### INPUT FOR THIS TASK
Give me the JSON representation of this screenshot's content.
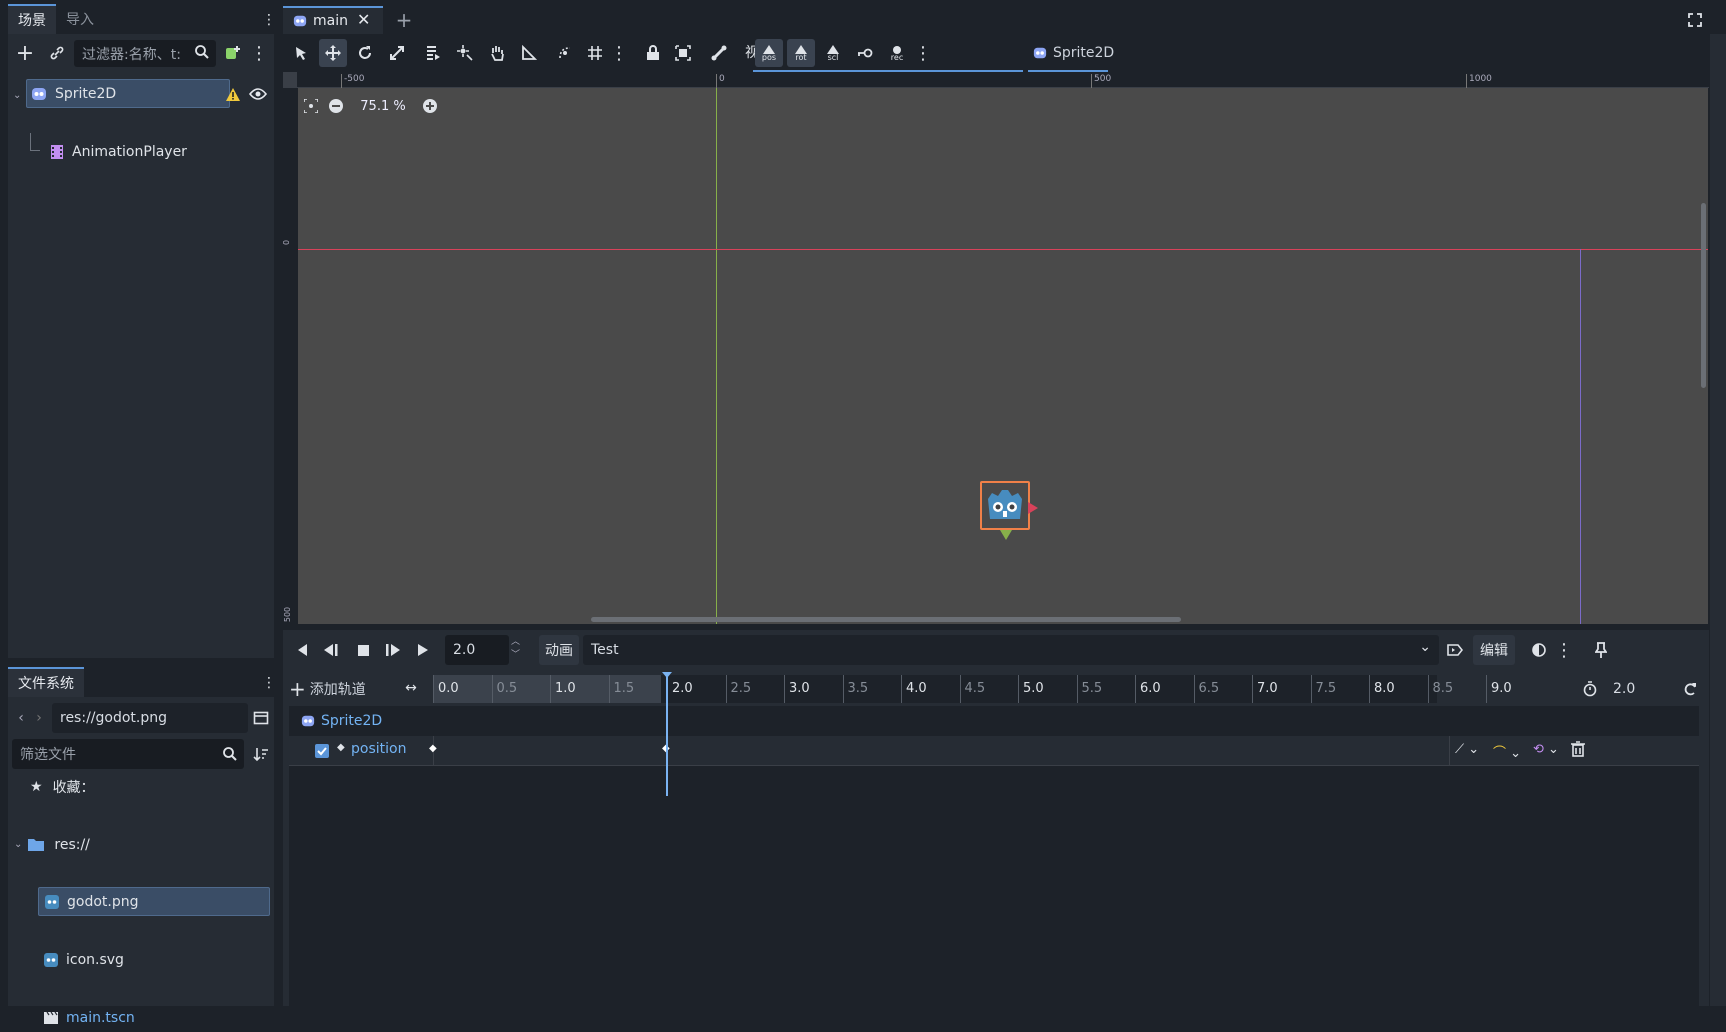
{
  "scene_dock": {
    "tab_scene": "场景",
    "tab_import": "导入",
    "filter_placeholder": "过滤器:名称、t:",
    "nodes": [
      {
        "name": "Sprite2D"
      },
      {
        "name": "AnimationPlayer"
      }
    ]
  },
  "filesystem": {
    "tab": "文件系统",
    "path": "res://godot.png",
    "filter_placeholder": "筛选文件",
    "favorites": "收藏：",
    "root": "res://",
    "files": [
      {
        "name": "godot.png",
        "selected": true
      },
      {
        "name": "icon.svg"
      },
      {
        "name": "main.tscn"
      }
    ]
  },
  "editor_tabs": {
    "main": "main",
    "add": "+"
  },
  "toolbar": {
    "view_label": "视图",
    "node_label": "Sprite2D",
    "pos": "pos",
    "rot": "rot",
    "scl": "scl",
    "rec": "rec"
  },
  "viewport": {
    "zoom": "75.1 %",
    "ruler_top": [
      "-500",
      "0",
      "500",
      "1000"
    ],
    "ruler_left": [
      "0",
      "500"
    ]
  },
  "animation": {
    "time": "2.0",
    "anim_label": "动画",
    "anim_name": "Test",
    "edit_label": "编辑",
    "add_track": "添加轨道",
    "timeline": [
      "0.0",
      "0.5",
      "1.0",
      "1.5",
      "2.0",
      "2.5",
      "3.0",
      "3.5",
      "4.0",
      "4.5",
      "5.0",
      "5.5",
      "6.0",
      "6.5",
      "7.0",
      "7.5",
      "8.0",
      "8.5",
      "9.0"
    ],
    "length": "2.0",
    "track_node": "Sprite2D",
    "track_property": "position",
    "cursor_time": 2.0
  },
  "colors": {
    "accent": "#5b95d8",
    "bg": "#1d2229",
    "panel": "#262c34",
    "viewport": "#4a4a4a",
    "x_axis": "#d8425a",
    "y_axis": "#87b04a"
  }
}
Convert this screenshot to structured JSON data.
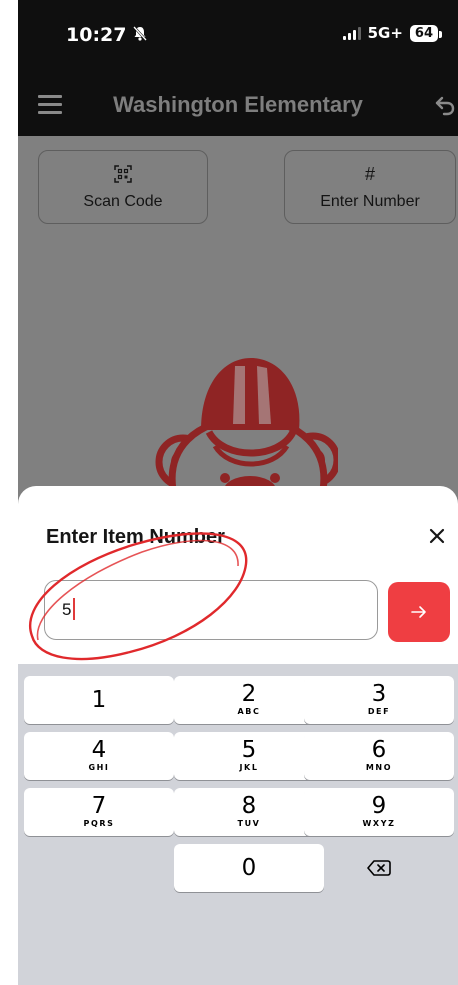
{
  "status_bar": {
    "time": "10:27",
    "network": "5G+",
    "battery": "64"
  },
  "header": {
    "title": "Washington Elementary"
  },
  "actions": {
    "scan_label": "Scan Code",
    "number_icon": "#",
    "number_label": "Enter Number"
  },
  "sheet": {
    "title": "Enter Item Number",
    "input_value": "5"
  },
  "keypad": {
    "keys": [
      {
        "digit": "1",
        "letters": ""
      },
      {
        "digit": "2",
        "letters": "ABC"
      },
      {
        "digit": "3",
        "letters": "DEF"
      },
      {
        "digit": "4",
        "letters": "GHI"
      },
      {
        "digit": "5",
        "letters": "JKL"
      },
      {
        "digit": "6",
        "letters": "MNO"
      },
      {
        "digit": "7",
        "letters": "PQRS"
      },
      {
        "digit": "8",
        "letters": "TUV"
      },
      {
        "digit": "9",
        "letters": "WXYZ"
      },
      {
        "digit": "0",
        "letters": ""
      }
    ]
  },
  "colors": {
    "accent": "#ef3e42",
    "mascot": "#8f2424",
    "overlay": "#808080",
    "keypad_bg": "#d1d3d9",
    "annotation": "#e0292c"
  },
  "icons": [
    "bell-slash-icon",
    "signal-icon",
    "battery-icon",
    "menu-icon",
    "back-icon",
    "qr-scan-icon",
    "hash-icon",
    "mascot-logo",
    "close-icon",
    "arrow-right-icon",
    "backspace-icon"
  ]
}
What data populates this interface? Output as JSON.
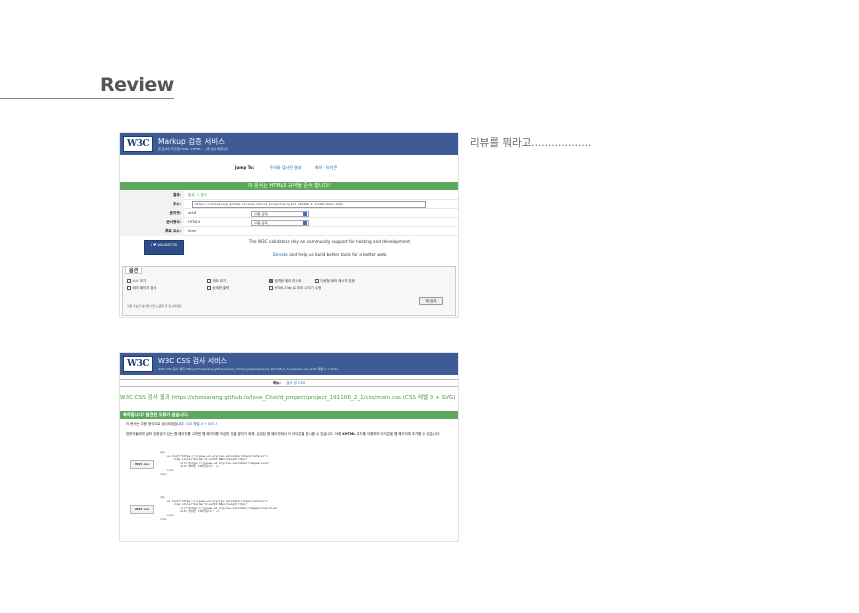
{
  "page": {
    "title": "Review",
    "side_note": "리뷰를 뭐라고.................."
  },
  "markup": {
    "logo": "W3C",
    "title": "Markup 검증 서비스",
    "subtitle": "웹 문서의 마크업(HTML, XHTML, ...)을 검사 해줍니다",
    "jump_to_label": "Jump To:",
    "jump_links": [
      "주의와 검사된 결과",
      "축하 · 아이콘"
    ],
    "banner": "이 문서는 HTML5 규약을 준수 합니다!",
    "rows": {
      "result_label": "결과:",
      "result_value": "통과, 1 경고",
      "address_label": "주소:",
      "address_value": "https://choisarang.github.io/love_Choi/d_project/project_191106_2_1/html/main.html",
      "encoding_label": "문자셋:",
      "encoding_value": "utf-8",
      "encoding_select": "(자동 감지)",
      "doctype_label": "문서형식:",
      "doctype_value": "HTML5",
      "doctype_select": "(자동 감지)",
      "root_label": "루트 요소:",
      "root_value": "html"
    },
    "badge": "I ♥ VALIDATOR",
    "support_line1": "The W3C validators rely on community support for hosting and development.",
    "support_donate": "Donate",
    "support_line2": " and help us build better tools for a better web.",
    "options": {
      "legend": "옵션",
      "items": [
        "소스 보기",
        "개요 보기",
        "엄격한 에러 리스트",
        "다량점 에러 메시지 표현",
        "에러 페이지 검사",
        "상세한 출력",
        "HTML-Tidy 로 미리 나오기 수정"
      ],
      "note_text": "이용 가능한 옵션에 관한 ",
      "note_link": "도움말",
      "note_suffix": " 을 참고하세요.",
      "check_button": "재 검사"
    }
  },
  "css": {
    "logo": "W3C",
    "title": "W3C CSS 검사 서비스",
    "subtitle": "W3C CSS 검사 결과 https://choisarang.github.io/love_Choi/d_project/project_191106_2_1/css/main.css (CSS 레벨 3 + SVG)",
    "nav_label": "메뉴:",
    "nav_link": "검사 된 CSS",
    "result_title": "W3C CSS 검사 결과 https://choisarang.github.io/love_Choi/d_project/project_191106_2_1/css/main.css (CSS 레벨 3 + SVG)",
    "banner": "축하합니다! 발견된 오류가 없습니다.",
    "line1_text": "이 문서는 다음 형식으로 검사되었습니다: ",
    "line1_link": "CSS 레벨 3 + SVG",
    "line1_suffix": " !",
    "line2_text": "방문자들에게 살보 호환성이 있는 웹 페이지를 고려한 웹 페이지를 작성한 것을 알리기 위해, 깁검된 웹 페이지에서 이 아이콘을 표시할 수 있습니다. 아래 ",
    "line2_bold": "XHTML",
    "line2_suffix": " 코드를 이용하여 아이콘을 웹 페이지에 추가할 수 있습니다:",
    "code1": "<p>\n    <a href=\"https://jigsaw.w3.org/css-validator/check/referer\">\n        <img style=\"border:0;width:88px;height:31px\"\n            src=\"https://jigsaw.w3.org/css-validator/images/vcss\"\n            alt=\"올바른 CSS입니다!\" />\n    </a>\n</p>",
    "code2": "<p>\n    <a href=\"https://jigsaw.w3.org/css-validator/check/referer\">\n        <img style=\"border:0;width:88px;height:31px\"\n            src=\"https://jigsaw.w3.org/css-validator/images/vcss-blue\"\n            alt=\"올바른 CSS입니다!\" />\n    </a>\n</p>",
    "badge1": "W3C css",
    "badge2": "W3C css"
  }
}
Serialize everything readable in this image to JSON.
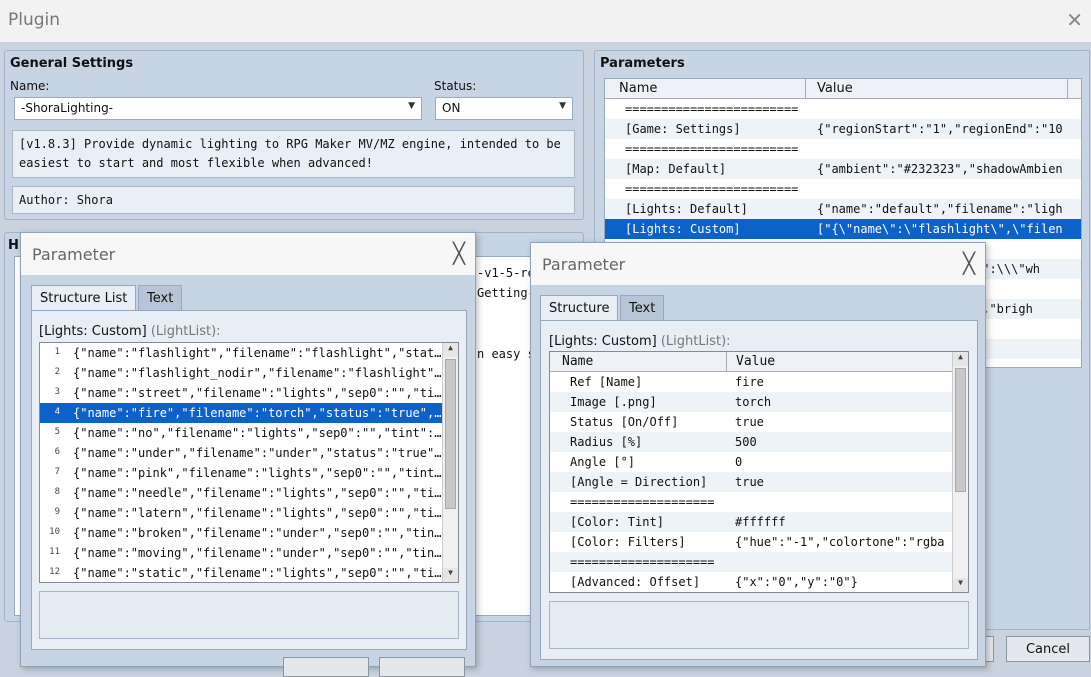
{
  "window": {
    "title": "Plugin",
    "close_glyph": "✕"
  },
  "general": {
    "heading": "General Settings",
    "name_label": "Name:",
    "name_value": "-ShoraLighting-",
    "status_label": "Status:",
    "status_value": "ON",
    "description": "[v1.8.3] Provide dynamic lighting to RPG Maker MV/MZ engine, intended to be easiest to start and most flexible when advanced!",
    "author": "Author: Shora"
  },
  "help_partial": {
    "heading": "H",
    "line1": "-v1-5-re",
    "line2": "Getting-",
    "line3": "n easy s"
  },
  "parameters": {
    "heading": "Parameters",
    "col_name": "Name",
    "col_value": "Value",
    "rows": [
      {
        "name": "========================",
        "value": ""
      },
      {
        "name": "[Game: Settings]",
        "value": "{\"regionStart\":\"1\",\"regionEnd\":\"10"
      },
      {
        "name": "========================",
        "value": ""
      },
      {
        "name": "[Map: Default]",
        "value": "{\"ambient\":\"#232323\",\"shadowAmbien"
      },
      {
        "name": "========================",
        "value": ""
      },
      {
        "name": "[Lights: Default]",
        "value": "{\"name\":\"default\",\"filename\":\"ligh"
      },
      {
        "name": "[Lights: Custom]",
        "value": "[\"{\\\"name\\\":\\\"flashlight\\\",\\\"filen"
      }
    ],
    "hidden_partial": [
      "\\\":\\\\\\\"wh",
      "\",\"brigh"
    ]
  },
  "dialog_left": {
    "title": "Parameter",
    "tab_active": "Structure List",
    "tab_inactive": "Text",
    "caption_main": "[Lights: Custom]",
    "caption_type": "(LightList):",
    "items": [
      {
        "num": "1",
        "text": "{\"name\":\"flashlight\",\"filename\":\"flashlight\",\"status"
      },
      {
        "num": "2",
        "text": "{\"name\":\"flashlight_nodir\",\"filename\":\"flashlight\",\""
      },
      {
        "num": "3",
        "text": "{\"name\":\"street\",\"filename\":\"lights\",\"sep0\":\"\",\"tint"
      },
      {
        "num": "4",
        "text": "{\"name\":\"fire\",\"filename\":\"torch\",\"status\":\"true\",\"r"
      },
      {
        "num": "5",
        "text": "{\"name\":\"no\",\"filename\":\"lights\",\"sep0\":\"\",\"tint\":\"#"
      },
      {
        "num": "6",
        "text": "{\"name\":\"under\",\"filename\":\"under\",\"status\":\"true\",\""
      },
      {
        "num": "7",
        "text": "{\"name\":\"pink\",\"filename\":\"lights\",\"sep0\":\"\",\"tint\":"
      },
      {
        "num": "8",
        "text": "{\"name\":\"needle\",\"filename\":\"lights\",\"sep0\":\"\",\"tint"
      },
      {
        "num": "9",
        "text": "{\"name\":\"latern\",\"filename\":\"lights\",\"sep0\":\"\",\"tint"
      },
      {
        "num": "10",
        "text": "{\"name\":\"broken\",\"filename\":\"under\",\"sep0\":\"\",\"tint\""
      },
      {
        "num": "11",
        "text": "{\"name\":\"moving\",\"filename\":\"under\",\"sep0\":\"\",\"tint\""
      },
      {
        "num": "12",
        "text": "{\"name\":\"static\",\"filename\":\"lights\",\"sep0\":\"\",\"tint"
      }
    ],
    "close_glyph": "╳"
  },
  "dialog_right": {
    "title": "Parameter",
    "tab_active": "Structure",
    "tab_inactive": "Text",
    "caption_main": "[Lights: Custom]",
    "caption_type": "(LightList):",
    "col_name": "Name",
    "col_value": "Value",
    "rows": [
      {
        "name": "Ref [Name]",
        "value": "fire"
      },
      {
        "name": "Image [.png]",
        "value": "torch"
      },
      {
        "name": "Status [On/Off]",
        "value": "true"
      },
      {
        "name": "Radius [%]",
        "value": "500"
      },
      {
        "name": "Angle [°]",
        "value": "0"
      },
      {
        "name": "[Angle = Direction]",
        "value": "true"
      },
      {
        "name": "====================",
        "value": ""
      },
      {
        "name": "[Color: Tint]",
        "value": "#ffffff"
      },
      {
        "name": "[Color: Filters]",
        "value": "{\"hue\":\"-1\",\"colortone\":\"rgba"
      },
      {
        "name": "====================",
        "value": ""
      },
      {
        "name": "[Advanced: Offset]",
        "value": "{\"x\":\"0\",\"y\":\"0\"}"
      }
    ],
    "close_glyph": "╳"
  },
  "footer": {
    "cancel": "Cancel"
  },
  "colors": {
    "selection": "#0c62c9",
    "panel": "#c6d4e4"
  }
}
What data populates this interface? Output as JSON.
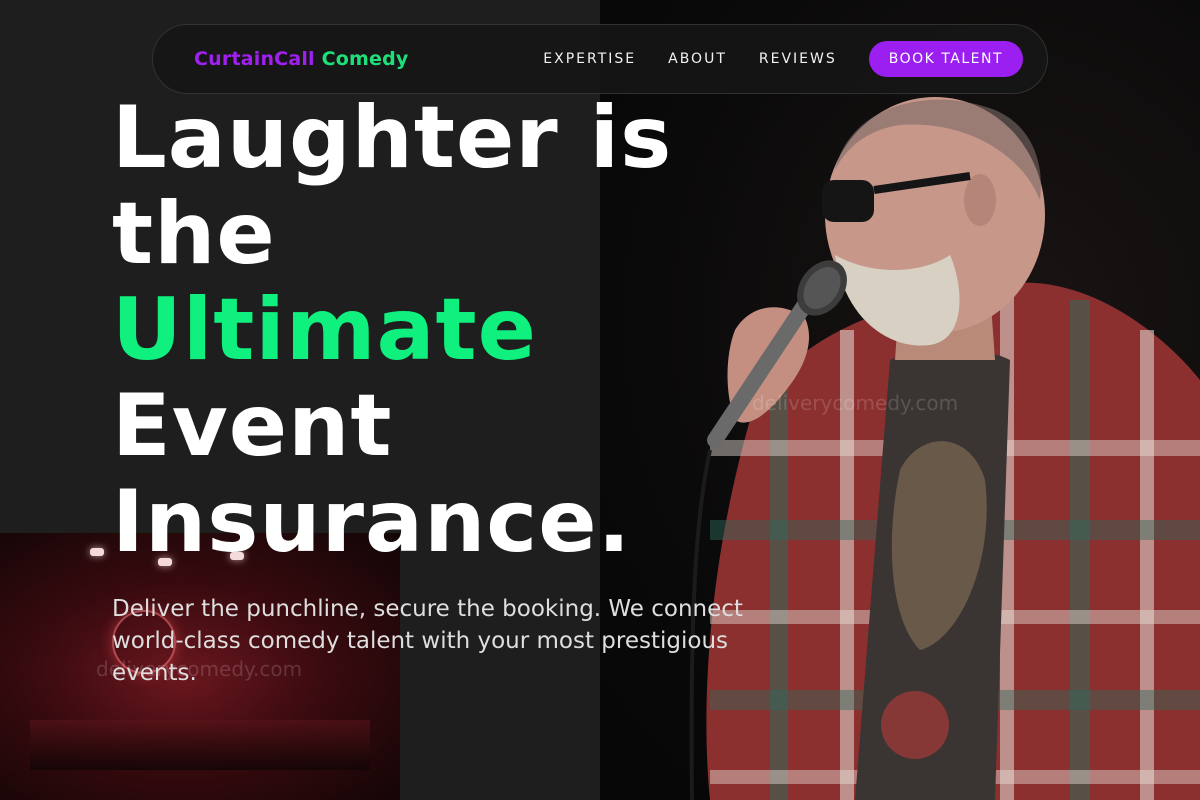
{
  "brand": {
    "name_part1": "CurtainCall",
    "name_part2": "Comedy",
    "color_part1": "#a020f0",
    "color_part2": "#1ee07a"
  },
  "nav": {
    "links": [
      "EXPERTISE",
      "ABOUT",
      "REVIEWS"
    ],
    "cta_label": "BOOK TALENT",
    "cta_color": "#9b1ff0"
  },
  "hero": {
    "headline_lines": [
      "Laughter is",
      "the",
      "Ultimate",
      "Event",
      "Insurance."
    ],
    "accent_line": "Ultimate",
    "accent_color": "#0ff07e",
    "subtitle": "Deliver the punchline, secure the booking. We connect world-class comedy talent with your most prestigious events."
  },
  "images": {
    "performer_watermark": "deliverycomedy.com",
    "venue_watermark": "deliverycomedy.com"
  },
  "icons": [
    "microphone-icon",
    "neon-sign-icon"
  ]
}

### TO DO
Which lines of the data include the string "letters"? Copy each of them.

### EXERCISE OUTPUT
        "letters": ""
        "letters": "ABC"
        "letters": "DEF"
        "letters": "GHI"
        "letters": "JKL"
        "letters": "MNO"
        "letters": "PQRS"
        "letters": "TUV"
        "letters": "WXYZ"
        "letters": ""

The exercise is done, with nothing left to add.